Reprint each record exactly. Pictures are not reprinted.
****************
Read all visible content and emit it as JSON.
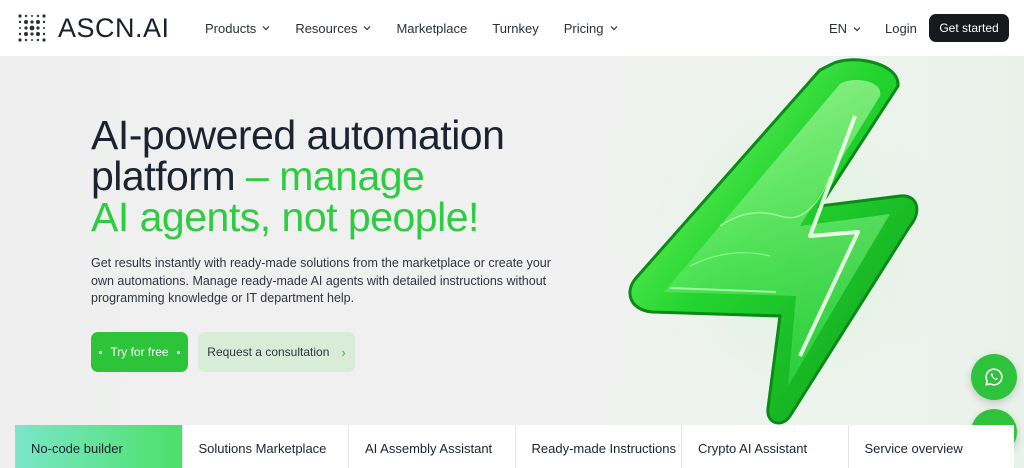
{
  "brand": {
    "name": "ASCN.AI"
  },
  "nav": {
    "items": [
      {
        "label": "Products",
        "has_dropdown": true
      },
      {
        "label": "Resources",
        "has_dropdown": true
      },
      {
        "label": "Marketplace",
        "has_dropdown": false
      },
      {
        "label": "Turnkey",
        "has_dropdown": false
      },
      {
        "label": "Pricing",
        "has_dropdown": true
      }
    ],
    "language": "EN",
    "login": "Login",
    "cta": "Get started"
  },
  "hero": {
    "headline_line1": "AI-powered automation",
    "headline_line2_dark": "platform",
    "headline_line2_green": " – manage",
    "headline_line3_green": "AI agents, not people!",
    "description": "Get results instantly with ready-made solutions from the marketplace or create your own automations. Manage ready-made AI agents with detailed instructions without programming knowledge or IT department help.",
    "primary_button": "Try for free",
    "secondary_button": "Request a consultation",
    "accent_color": "#2ecc40"
  },
  "tabs": [
    {
      "label": "No-code builder",
      "active": true
    },
    {
      "label": "Solutions Marketplace",
      "active": false
    },
    {
      "label": "AI Assembly Assistant",
      "active": false
    },
    {
      "label": "Ready-made Instructions",
      "active": false
    },
    {
      "label": "Crypto AI Assistant",
      "active": false
    },
    {
      "label": "Service overview",
      "active": false
    }
  ],
  "floating": {
    "whatsapp_icon": "whatsapp-icon",
    "telegram_icon": "telegram-icon"
  }
}
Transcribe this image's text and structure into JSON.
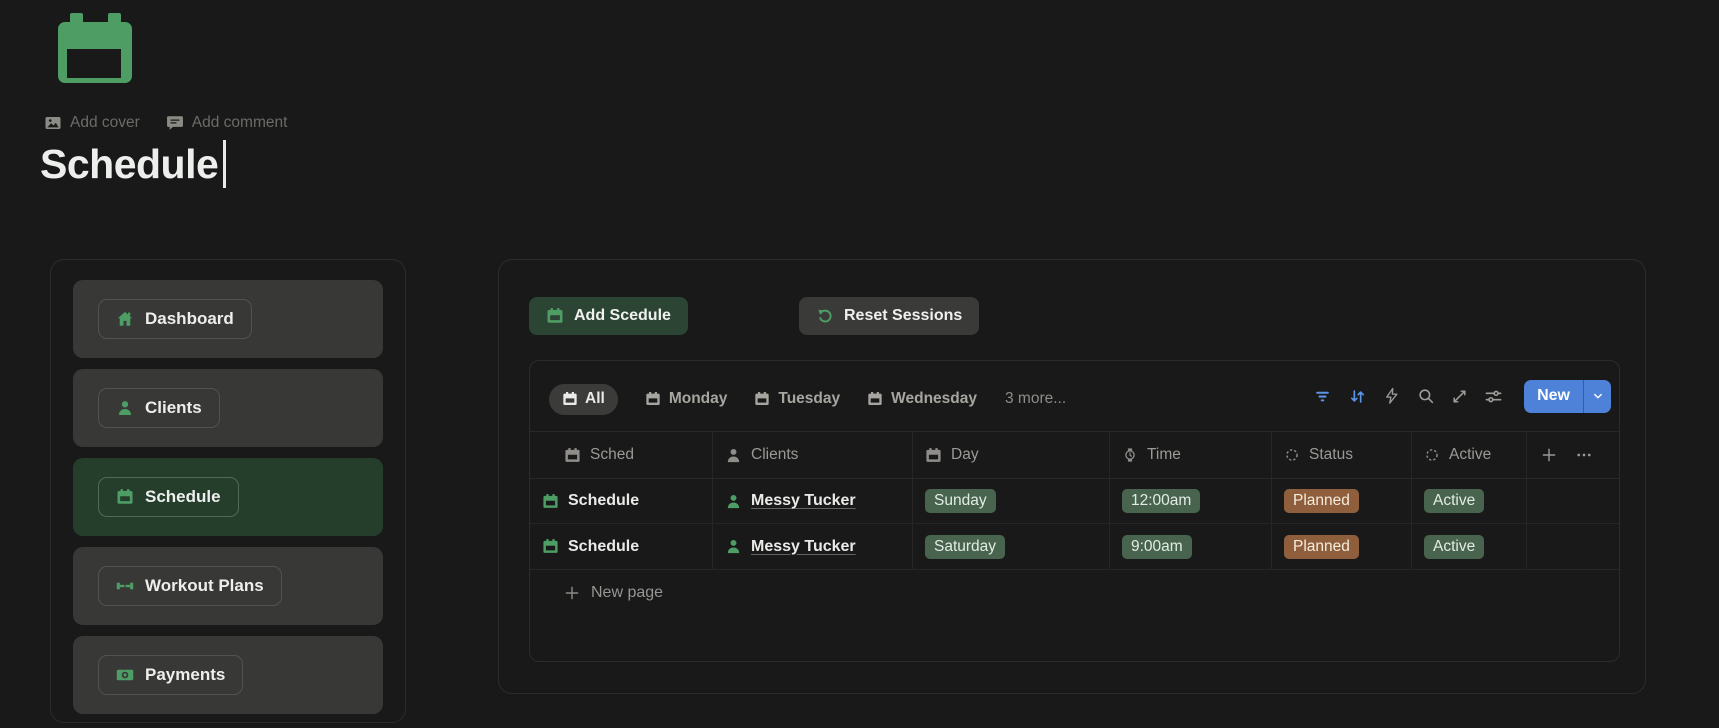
{
  "page": {
    "add_cover": "Add cover",
    "add_comment": "Add comment",
    "title": "Schedule"
  },
  "sidebar": {
    "items": [
      {
        "label": "Dashboard",
        "icon": "home-icon"
      },
      {
        "label": "Clients",
        "icon": "person-icon"
      },
      {
        "label": "Schedule",
        "icon": "calendar-icon",
        "active": true
      },
      {
        "label": "Workout Plans",
        "icon": "dumbbell-icon"
      },
      {
        "label": "Payments",
        "icon": "banknote-icon"
      }
    ]
  },
  "panel": {
    "add_schedule_label": "Add Scedule",
    "reset_sessions_label": "Reset Sessions"
  },
  "database": {
    "tabs": {
      "all": "All",
      "monday": "Monday",
      "tuesday": "Tuesday",
      "wednesday": "Wednesday",
      "more": "3 more..."
    },
    "toolbar": {
      "new_label": "New"
    },
    "columns": {
      "c0": "Sched",
      "c1": "Clients",
      "c2": "Day",
      "c3": "Time",
      "c4": "Status",
      "c5": "Active"
    },
    "rows": [
      {
        "sched": "Schedule",
        "client": "Messy Tucker",
        "day": "Sunday",
        "time": "12:00am",
        "status": "Planned",
        "active": "Active"
      },
      {
        "sched": "Schedule",
        "client": "Messy Tucker",
        "day": "Saturday",
        "time": "9:00am",
        "status": "Planned",
        "active": "Active"
      }
    ],
    "new_page_label": "New page"
  },
  "colors": {
    "accent_green": "#4d9d64",
    "active_item_green": "#253e2c",
    "item_card_gray": "#383836",
    "add_button_green": "#2b4433",
    "tag_green": "#48634e",
    "tag_orange": "#8f5f3d",
    "toolbar_blue": "#5d94e6",
    "new_button_blue": "#4d82d8"
  }
}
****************
• Exercise output:
Read all visible content and emit it as JSON.
{
  "brand": {
    "name": "ASCN.AI"
  },
  "nav": {
    "items": [
      {
        "label": "Products",
        "has_dropdown": true
      },
      {
        "label": "Resources",
        "has_dropdown": true
      },
      {
        "label": "Marketplace",
        "has_dropdown": false
      },
      {
        "label": "Turnkey",
        "has_dropdown": false
      },
      {
        "label": "Pricing",
        "has_dropdown": true
      }
    ],
    "language": "EN",
    "login": "Login",
    "cta": "Get started"
  },
  "hero": {
    "headline_line1": "AI-powered automation",
    "headline_line2_dark": "platform",
    "headline_line2_green": " – manage",
    "headline_line3_green": "AI agents, not people!",
    "description": "Get results instantly with ready-made solutions from the marketplace or create your own automations. Manage ready-made AI agents with detailed instructions without programming knowledge or IT department help.",
    "primary_button": "Try for free",
    "secondary_button": "Request a consultation",
    "accent_color": "#2ecc40"
  },
  "tabs": [
    {
      "label": "No-code builder",
      "active": true
    },
    {
      "label": "Solutions Marketplace",
      "active": false
    },
    {
      "label": "AI Assembly Assistant",
      "active": false
    },
    {
      "label": "Ready-made Instructions",
      "active": false
    },
    {
      "label": "Crypto AI Assistant",
      "active": false
    },
    {
      "label": "Service overview",
      "active": false
    }
  ],
  "floating": {
    "whatsapp_icon": "whatsapp-icon",
    "telegram_icon": "telegram-icon"
  }
}
Transcribe this image's text and structure into JSON.
{
  "page": {
    "add_cover": "Add cover",
    "add_comment": "Add comment",
    "title": "Schedule"
  },
  "sidebar": {
    "items": [
      {
        "label": "Dashboard",
        "icon": "home-icon"
      },
      {
        "label": "Clients",
        "icon": "person-icon"
      },
      {
        "label": "Schedule",
        "icon": "calendar-icon",
        "active": true
      },
      {
        "label": "Workout Plans",
        "icon": "dumbbell-icon"
      },
      {
        "label": "Payments",
        "icon": "banknote-icon"
      }
    ]
  },
  "panel": {
    "add_schedule_label": "Add Scedule",
    "reset_sessions_label": "Reset Sessions"
  },
  "database": {
    "tabs": {
      "all": "All",
      "monday": "Monday",
      "tuesday": "Tuesday",
      "wednesday": "Wednesday",
      "more": "3 more..."
    },
    "toolbar": {
      "new_label": "New"
    },
    "columns": {
      "c0": "Sched",
      "c1": "Clients",
      "c2": "Day",
      "c3": "Time",
      "c4": "Status",
      "c5": "Active"
    },
    "rows": [
      {
        "sched": "Schedule",
        "client": "Messy Tucker",
        "day": "Sunday",
        "time": "12:00am",
        "status": "Planned",
        "active": "Active"
      },
      {
        "sched": "Schedule",
        "client": "Messy Tucker",
        "day": "Saturday",
        "time": "9:00am",
        "status": "Planned",
        "active": "Active"
      }
    ],
    "new_page_label": "New page"
  },
  "colors": {
    "accent_green": "#4d9d64",
    "active_item_green": "#253e2c",
    "item_card_gray": "#383836",
    "add_button_green": "#2b4433",
    "tag_green": "#48634e",
    "tag_orange": "#8f5f3d",
    "toolbar_blue": "#5d94e6",
    "new_button_blue": "#4d82d8"
  }
}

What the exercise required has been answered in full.